• DESCRIPTION OF THE TASK:
In the listing below, every line with the word "browser" needs to be copied.

• DATA SUPPLIED:
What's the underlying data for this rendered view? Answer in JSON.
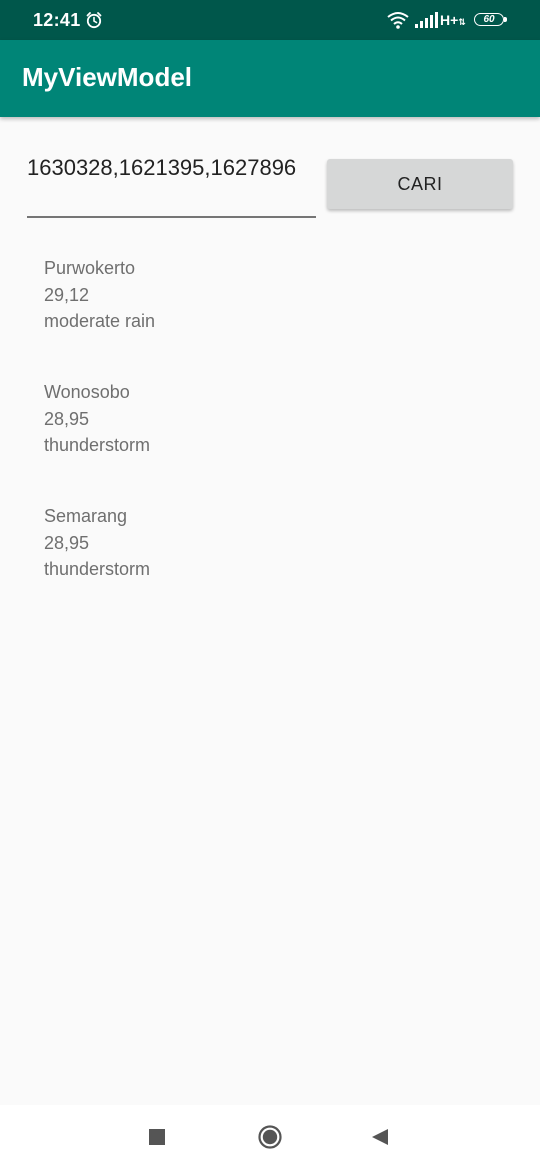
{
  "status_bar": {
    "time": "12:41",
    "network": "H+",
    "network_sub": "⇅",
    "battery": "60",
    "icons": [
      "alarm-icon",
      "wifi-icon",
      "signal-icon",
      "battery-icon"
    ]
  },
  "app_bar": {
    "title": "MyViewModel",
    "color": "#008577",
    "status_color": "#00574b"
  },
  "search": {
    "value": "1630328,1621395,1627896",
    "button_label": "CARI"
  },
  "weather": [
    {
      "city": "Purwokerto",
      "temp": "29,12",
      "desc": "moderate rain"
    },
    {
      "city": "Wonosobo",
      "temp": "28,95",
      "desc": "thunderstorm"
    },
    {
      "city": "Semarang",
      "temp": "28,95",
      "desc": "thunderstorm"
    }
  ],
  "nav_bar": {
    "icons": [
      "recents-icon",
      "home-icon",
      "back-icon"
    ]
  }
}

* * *

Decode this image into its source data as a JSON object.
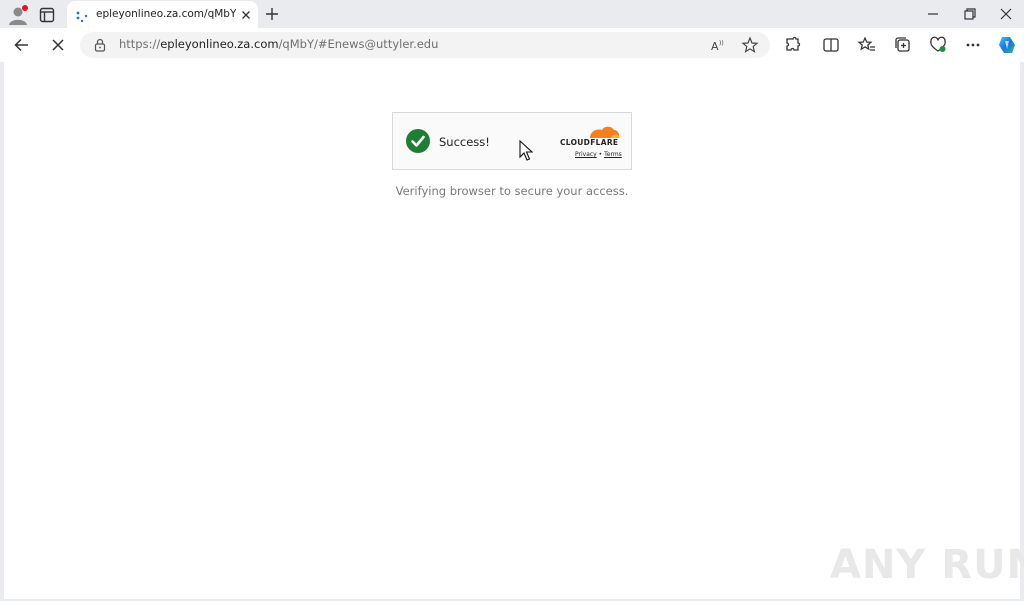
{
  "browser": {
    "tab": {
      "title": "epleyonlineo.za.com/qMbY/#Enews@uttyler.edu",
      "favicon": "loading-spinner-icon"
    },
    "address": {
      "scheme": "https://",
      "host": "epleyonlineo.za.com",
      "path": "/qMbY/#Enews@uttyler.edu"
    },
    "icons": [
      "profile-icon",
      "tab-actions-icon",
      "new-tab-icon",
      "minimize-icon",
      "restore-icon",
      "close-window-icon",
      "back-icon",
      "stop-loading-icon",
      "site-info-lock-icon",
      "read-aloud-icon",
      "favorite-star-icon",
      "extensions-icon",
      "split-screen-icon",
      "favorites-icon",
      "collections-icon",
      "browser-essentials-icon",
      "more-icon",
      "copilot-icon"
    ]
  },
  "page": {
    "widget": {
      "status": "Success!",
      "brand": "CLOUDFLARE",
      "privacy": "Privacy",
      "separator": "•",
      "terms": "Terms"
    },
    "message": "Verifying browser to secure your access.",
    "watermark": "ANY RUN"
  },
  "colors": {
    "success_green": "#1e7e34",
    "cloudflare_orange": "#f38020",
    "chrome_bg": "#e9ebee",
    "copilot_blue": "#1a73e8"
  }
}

• SOLUTION TO THIS TASK:
  "browser": {
      "browser-essentials-icon",
    "message": "Verifying browser to secure your access.",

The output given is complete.